Target 3.d addresses the need for greater global health security and health systems strengthening as it calls for the strengthening of “the capacity of all countries, particularly developing countries, for early warning, risk reduction and management of national and global health risks.”
Goal 16 addresses the challenges seen in fragile states, from violence to a lack of rule of law, and includes targets on reducing violence, promoting rule of law, reducing organized crime, and developing effective, accountable, and transparent institutions.
Women and Girls
Gender equality and the inclusion of women and girls in the new development agenda were not just priorities for MSH, but were also key priorities for the US government (USG). The USG lobbied tirelessly during the negotiations process to ensure women and girls were included in the SDGs, and their efforts were not in vain.
The inclusion of a standalone goal on gender equality and the empowerment of women and girls (Goal 5) was a big win in the new agenda. In addition to this goal, language promoting the health and well-being of women and girls can be found throughout the document, from targets in Goal 3 addressing family planning and reproductive, maternal, newborn, and child health to targets in Goal 4 eliminating gender disparities in education and encouraging education for all to targets in Goal 16 calling for birth registrations for all and violence reduction.
Governance and Accountability
Finally, MSH’s priority for the new agenda to have a strong emphasis on governance and accountability was realized with Goal 16.
Of Goal 16’s 12 targets, five directly relate to leadership, management and governance practices.
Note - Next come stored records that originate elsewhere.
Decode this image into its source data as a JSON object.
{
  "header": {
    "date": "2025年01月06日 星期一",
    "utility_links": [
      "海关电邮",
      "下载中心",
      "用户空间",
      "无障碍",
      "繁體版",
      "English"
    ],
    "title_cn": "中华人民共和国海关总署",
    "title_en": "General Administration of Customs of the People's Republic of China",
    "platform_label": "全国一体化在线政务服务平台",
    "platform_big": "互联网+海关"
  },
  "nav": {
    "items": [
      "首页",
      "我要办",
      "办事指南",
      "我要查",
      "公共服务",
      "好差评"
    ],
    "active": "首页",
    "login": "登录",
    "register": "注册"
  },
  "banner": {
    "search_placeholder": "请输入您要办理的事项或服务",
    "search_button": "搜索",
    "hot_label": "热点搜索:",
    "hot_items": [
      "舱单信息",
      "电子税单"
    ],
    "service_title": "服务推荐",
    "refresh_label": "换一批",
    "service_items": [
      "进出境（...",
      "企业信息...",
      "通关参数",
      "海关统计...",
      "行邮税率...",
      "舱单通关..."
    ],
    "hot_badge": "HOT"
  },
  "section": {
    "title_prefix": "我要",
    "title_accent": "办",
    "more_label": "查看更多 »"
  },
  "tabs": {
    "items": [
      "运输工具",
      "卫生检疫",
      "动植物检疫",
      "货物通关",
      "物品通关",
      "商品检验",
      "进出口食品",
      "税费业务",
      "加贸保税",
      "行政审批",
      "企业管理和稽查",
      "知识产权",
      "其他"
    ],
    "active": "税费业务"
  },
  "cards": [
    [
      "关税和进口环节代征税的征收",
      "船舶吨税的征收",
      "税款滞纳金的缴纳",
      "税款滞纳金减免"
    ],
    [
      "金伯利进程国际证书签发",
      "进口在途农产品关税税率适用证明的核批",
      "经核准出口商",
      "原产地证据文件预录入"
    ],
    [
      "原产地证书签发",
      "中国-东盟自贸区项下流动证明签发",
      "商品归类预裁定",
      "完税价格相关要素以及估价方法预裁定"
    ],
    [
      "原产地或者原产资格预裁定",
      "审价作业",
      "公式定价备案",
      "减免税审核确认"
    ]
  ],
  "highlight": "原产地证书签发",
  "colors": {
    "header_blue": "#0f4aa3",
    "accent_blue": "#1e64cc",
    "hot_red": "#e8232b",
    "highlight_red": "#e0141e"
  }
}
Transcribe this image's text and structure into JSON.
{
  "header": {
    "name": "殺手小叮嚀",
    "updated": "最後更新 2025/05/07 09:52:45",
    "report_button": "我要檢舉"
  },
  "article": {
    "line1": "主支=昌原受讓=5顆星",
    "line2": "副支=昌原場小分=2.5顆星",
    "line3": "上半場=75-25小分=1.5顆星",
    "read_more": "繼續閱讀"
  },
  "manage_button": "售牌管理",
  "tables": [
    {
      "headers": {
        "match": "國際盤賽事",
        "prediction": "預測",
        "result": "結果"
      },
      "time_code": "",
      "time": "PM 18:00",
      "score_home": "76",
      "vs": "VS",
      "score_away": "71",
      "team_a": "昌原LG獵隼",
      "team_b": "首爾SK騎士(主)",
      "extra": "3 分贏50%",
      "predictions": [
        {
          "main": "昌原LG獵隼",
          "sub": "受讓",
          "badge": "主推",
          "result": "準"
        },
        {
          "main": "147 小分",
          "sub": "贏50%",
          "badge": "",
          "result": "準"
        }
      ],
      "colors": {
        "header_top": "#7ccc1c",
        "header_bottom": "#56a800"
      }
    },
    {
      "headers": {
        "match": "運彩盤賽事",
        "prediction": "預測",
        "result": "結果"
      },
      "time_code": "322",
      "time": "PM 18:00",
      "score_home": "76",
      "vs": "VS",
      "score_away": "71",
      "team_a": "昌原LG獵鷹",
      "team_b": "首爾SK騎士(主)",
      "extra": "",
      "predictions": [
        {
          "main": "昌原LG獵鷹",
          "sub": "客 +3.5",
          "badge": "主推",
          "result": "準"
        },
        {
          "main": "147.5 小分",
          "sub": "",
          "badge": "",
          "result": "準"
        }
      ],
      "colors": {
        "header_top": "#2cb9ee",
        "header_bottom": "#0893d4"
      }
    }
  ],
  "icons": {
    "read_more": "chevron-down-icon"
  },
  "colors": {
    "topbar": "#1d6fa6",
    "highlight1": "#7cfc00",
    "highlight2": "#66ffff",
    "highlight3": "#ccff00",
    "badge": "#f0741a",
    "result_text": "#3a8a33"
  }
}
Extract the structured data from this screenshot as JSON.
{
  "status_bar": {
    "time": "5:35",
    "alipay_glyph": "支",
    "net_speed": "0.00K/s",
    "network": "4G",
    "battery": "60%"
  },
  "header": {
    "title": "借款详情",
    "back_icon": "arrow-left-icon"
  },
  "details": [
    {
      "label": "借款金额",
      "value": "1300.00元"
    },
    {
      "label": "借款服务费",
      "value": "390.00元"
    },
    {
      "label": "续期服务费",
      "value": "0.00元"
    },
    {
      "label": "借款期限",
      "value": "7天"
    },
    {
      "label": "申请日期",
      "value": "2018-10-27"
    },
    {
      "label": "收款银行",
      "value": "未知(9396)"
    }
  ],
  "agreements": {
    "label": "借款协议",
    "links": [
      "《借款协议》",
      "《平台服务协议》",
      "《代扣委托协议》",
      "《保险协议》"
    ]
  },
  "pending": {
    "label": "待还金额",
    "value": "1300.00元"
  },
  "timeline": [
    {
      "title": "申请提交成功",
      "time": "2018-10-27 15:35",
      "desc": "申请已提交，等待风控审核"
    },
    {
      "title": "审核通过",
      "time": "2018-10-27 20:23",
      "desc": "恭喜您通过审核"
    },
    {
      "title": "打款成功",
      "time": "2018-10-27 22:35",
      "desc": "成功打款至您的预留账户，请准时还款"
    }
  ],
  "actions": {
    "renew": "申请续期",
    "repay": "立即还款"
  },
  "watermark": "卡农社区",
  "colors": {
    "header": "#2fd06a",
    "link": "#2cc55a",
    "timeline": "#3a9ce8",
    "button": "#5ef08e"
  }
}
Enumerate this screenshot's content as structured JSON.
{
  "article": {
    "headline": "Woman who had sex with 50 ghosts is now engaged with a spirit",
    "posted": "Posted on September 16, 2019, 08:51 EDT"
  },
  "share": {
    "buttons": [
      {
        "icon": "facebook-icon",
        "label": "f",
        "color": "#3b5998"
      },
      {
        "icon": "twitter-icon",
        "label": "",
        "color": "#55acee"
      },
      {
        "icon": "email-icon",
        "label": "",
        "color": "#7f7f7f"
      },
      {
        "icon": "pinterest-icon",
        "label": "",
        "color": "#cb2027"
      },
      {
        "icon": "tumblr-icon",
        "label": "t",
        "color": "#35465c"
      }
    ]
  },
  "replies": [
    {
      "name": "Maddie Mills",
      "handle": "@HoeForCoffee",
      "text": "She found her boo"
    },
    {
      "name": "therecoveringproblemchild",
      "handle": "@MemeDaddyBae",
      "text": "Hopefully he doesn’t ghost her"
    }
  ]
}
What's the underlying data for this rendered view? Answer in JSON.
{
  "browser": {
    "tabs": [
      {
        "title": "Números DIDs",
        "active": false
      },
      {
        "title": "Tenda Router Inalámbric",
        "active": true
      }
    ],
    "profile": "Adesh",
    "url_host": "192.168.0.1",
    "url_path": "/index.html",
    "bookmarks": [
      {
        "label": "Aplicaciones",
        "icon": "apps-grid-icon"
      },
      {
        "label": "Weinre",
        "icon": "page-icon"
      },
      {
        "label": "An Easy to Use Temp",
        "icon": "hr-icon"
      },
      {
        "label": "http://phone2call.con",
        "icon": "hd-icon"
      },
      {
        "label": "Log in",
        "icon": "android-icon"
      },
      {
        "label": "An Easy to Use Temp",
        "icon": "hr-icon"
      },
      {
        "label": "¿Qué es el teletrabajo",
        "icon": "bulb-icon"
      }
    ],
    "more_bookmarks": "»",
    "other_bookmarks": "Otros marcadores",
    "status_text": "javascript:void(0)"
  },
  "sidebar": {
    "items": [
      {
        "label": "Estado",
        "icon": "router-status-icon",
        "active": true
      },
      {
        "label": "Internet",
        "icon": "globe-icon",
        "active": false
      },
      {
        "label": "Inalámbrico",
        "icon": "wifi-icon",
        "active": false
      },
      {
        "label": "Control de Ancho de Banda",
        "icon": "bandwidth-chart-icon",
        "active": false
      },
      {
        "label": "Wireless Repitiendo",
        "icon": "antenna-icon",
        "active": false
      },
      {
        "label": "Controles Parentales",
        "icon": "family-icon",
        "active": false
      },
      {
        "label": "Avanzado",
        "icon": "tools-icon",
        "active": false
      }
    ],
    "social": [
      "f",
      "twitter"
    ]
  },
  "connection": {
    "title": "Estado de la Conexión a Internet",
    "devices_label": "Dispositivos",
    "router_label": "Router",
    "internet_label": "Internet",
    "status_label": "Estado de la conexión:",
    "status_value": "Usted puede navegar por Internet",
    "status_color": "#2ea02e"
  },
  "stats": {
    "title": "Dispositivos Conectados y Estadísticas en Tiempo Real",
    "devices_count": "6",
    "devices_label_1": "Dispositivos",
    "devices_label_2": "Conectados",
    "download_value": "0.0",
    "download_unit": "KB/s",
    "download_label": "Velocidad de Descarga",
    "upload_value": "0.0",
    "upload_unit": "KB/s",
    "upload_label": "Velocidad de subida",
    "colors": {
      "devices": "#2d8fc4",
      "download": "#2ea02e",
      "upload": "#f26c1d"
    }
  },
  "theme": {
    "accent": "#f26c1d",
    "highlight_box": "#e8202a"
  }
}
For example, target 16.6 calls for the development of effective, accountable and transparent institutions at all levels while target 16.8 seeks to “broaden and strengthen the participation of developing countries in the institutions of global governance.”
Overall, MSH is pleased with the new development agenda with three goals directly meeting our key priorities, and language throughout the agenda addressing key health issues.
Now that the agenda has been agreed upon by the UN Member States, the Members will reconvene in New York City later this week to finalize the post-2015 process and formerly adopt the agenda.
Then the hard part -- achieving the SDGs and targets -- begins.